The FDA recently approved Pfizer to market Xalkori (crizotinib), targeted to
treat patients with late stage, non-small-cell lung cancer (NSCLC) who express mutations of the
anaplastic lymphoma kinase (ALK) gene. Concurrently, the FDA has also approved a companion
diagnostic test to help determine if the patient expresses the ALK gene mutation. This represents a rather new and exciting trend in
chemotherapy treatment as Xalkori is the 2nd targeted chemotherapy agent approved by the
FDA along with a test this year (Genentech Inc.’s Zelboraf™ used for late-stage melanoma
in patients with BRAF V600E mutation was approved along with a companion test in August 2011).
EML4-ALK is a genetic mutation representing the fusion of the echinoderm
microtubule-associated protein-like 4 (EML4) and ALK
estimated that 2-7% of patients with NSCLC have EML4-ALK mutations, representing about 10,000
patients in the United States alone. Patients
expressing EML4-ALK mutations are resistant to treatment with currently available growth factor
receptor inhibitors (ie. Tarceva®, erlotinib), however, it has been shown in clinical trials
that treatment with crizotinib (an ALK inhibitor) has improved response rates to nearly 60% of
patients, compared to ~10% of patients treated with second line chemotherapy.
One of the challenges facing practitioners had been that no standard
FDA-approved test for detecting EML4-ALK mutations was available per the NCCN guidelines for
NSCLC. Now with the new FDA approval of the Vysis
ALK Break Apart FISH Probe kit as a companion test, providers will now have a gold-standard tool to
use in determining patient qualification for this new medication.
One of the issues that will certainly arise is the cost of targeted
therapies. It is estimated that treatment with Xalkori
will cost roughly $9600/month. This is far out
of the financial reach of the vast majority of patients, although Pfizer is currently offering a
patient assistance program for uninsured or underinsured patients which may help a greater number
of patients have access to the drug. The high cost
associated with this new drug is not unique, either.
The previously mentioned Zelboraf comes with its own steep price tag of $56,400 for a
6-month course of treatment. Even considering
planned patient assistance programs, it is clear that these new, innovative genomic-based targeted
therapies will come at a significant cost, making accessibility to the general population limited
at best.

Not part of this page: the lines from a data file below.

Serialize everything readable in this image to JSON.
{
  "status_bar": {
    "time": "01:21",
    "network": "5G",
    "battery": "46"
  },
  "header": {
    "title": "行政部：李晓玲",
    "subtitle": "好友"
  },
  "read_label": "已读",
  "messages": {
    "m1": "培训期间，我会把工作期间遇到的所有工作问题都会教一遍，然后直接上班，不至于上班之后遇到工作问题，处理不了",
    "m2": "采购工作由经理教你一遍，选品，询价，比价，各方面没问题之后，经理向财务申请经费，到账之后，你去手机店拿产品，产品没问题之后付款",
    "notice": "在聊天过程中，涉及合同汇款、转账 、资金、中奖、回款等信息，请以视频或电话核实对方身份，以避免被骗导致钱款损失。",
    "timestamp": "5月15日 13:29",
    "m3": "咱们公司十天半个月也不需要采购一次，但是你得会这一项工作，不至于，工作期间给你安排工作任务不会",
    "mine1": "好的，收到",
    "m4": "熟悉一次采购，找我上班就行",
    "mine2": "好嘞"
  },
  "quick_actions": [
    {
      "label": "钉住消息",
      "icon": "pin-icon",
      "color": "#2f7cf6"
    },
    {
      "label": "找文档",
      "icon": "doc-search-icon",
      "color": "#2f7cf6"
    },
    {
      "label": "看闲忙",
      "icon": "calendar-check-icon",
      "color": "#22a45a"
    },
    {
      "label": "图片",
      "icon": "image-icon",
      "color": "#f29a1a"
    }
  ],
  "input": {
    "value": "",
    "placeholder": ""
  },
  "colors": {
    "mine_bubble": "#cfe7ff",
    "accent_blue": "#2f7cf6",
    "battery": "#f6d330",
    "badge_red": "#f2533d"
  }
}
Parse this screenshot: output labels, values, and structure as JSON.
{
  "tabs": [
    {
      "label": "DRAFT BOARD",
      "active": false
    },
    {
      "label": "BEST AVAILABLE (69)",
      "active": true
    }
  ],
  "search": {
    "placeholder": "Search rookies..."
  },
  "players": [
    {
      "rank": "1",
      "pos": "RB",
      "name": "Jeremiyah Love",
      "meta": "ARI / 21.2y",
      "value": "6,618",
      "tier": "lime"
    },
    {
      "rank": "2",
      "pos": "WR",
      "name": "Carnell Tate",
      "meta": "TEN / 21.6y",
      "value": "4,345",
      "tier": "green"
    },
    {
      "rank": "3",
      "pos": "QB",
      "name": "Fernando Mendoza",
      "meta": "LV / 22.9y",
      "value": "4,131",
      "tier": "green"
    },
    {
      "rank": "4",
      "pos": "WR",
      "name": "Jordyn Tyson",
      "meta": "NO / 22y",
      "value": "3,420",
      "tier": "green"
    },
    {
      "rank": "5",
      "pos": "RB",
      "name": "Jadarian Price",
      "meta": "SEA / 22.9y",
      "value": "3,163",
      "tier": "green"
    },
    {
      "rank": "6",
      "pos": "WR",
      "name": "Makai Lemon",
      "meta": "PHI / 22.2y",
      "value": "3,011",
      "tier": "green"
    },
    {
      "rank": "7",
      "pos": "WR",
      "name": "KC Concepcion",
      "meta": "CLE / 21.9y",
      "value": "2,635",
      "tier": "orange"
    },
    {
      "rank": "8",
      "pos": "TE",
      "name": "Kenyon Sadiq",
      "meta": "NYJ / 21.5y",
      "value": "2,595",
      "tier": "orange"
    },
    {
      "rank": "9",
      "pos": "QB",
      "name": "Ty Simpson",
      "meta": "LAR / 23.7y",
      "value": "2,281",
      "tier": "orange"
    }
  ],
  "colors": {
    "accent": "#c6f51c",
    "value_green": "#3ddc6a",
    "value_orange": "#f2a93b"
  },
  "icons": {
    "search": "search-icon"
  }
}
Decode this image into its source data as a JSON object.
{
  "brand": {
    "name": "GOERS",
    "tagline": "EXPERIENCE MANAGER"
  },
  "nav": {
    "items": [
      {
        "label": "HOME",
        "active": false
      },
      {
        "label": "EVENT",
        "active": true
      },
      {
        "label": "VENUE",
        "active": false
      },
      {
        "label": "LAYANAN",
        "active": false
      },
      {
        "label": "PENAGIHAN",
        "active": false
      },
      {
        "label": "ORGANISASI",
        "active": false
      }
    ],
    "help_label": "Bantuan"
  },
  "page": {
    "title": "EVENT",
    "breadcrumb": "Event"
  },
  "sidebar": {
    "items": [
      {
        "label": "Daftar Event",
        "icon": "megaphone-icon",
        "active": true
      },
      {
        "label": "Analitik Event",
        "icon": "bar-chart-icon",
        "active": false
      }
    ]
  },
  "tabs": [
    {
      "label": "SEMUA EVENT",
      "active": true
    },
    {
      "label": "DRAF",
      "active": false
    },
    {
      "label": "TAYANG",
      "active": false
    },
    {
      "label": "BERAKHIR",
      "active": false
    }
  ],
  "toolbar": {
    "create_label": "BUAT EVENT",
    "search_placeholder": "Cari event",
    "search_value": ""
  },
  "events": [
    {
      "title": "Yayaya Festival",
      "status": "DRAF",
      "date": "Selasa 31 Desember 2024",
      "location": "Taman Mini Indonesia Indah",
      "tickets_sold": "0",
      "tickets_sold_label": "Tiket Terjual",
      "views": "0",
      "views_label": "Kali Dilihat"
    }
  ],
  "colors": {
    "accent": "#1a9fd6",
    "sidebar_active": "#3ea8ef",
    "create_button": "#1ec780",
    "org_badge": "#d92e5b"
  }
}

While these therapies surely represent
advances in our understanding of the role of genomics in providing patient-specific therapy, only
time will tell if the benefits will outweigh the costs enough to continue advancing medicine in
1. FDA news release. FDA Approves Xalkori with companion diagnostic for a type of
late-stage lung cancer. Found at: http://www.fda.gov/NewsEvents/Newsroom/PressAnnouncements/ucm269856.htm#.TlzssAv9VpM.email. Accessed 30 August 2011.
2. NCCN Clinical Practice
Guidelines in Oncology: Non-Small-Cell Lung
Cancer. Found at:
http://www.nccn.org/professionals/physician_gls/pdf/nscl.pdf. Accessed 30 August 2011.
3. Kwak E, et al. Anaplastic Lymphoma Kinase Inhibition in Non-Small-Cell Lung
Cancer. NEJM; 363:1693-1703. 28 October 2010. Found at: http://www.nejm.org/doi/full/10.1056/NEJMoa1006448. Accessed 30 August 2011.
4. ALK Inhibitor Xalkori
FDA-Approved: New Era, with New Challenges. Global Resource for Advancing Cancer Education. Found at: http://cancergrace.org/lung/2011/08/27/alk-inhibitor-xalkori-crizotinib-fda-approved-new-era-with-new-challenges/.
Accessed 30 August 2011.
5. US FDA approves Roche skin
cancer drug Zelboraf. Thomson Reuters. Found at: http://www.reuters.com/article/2011/08/17/roche-zelboraf-idUSN1E77G0BW20110817. Accessed 30 August 2011.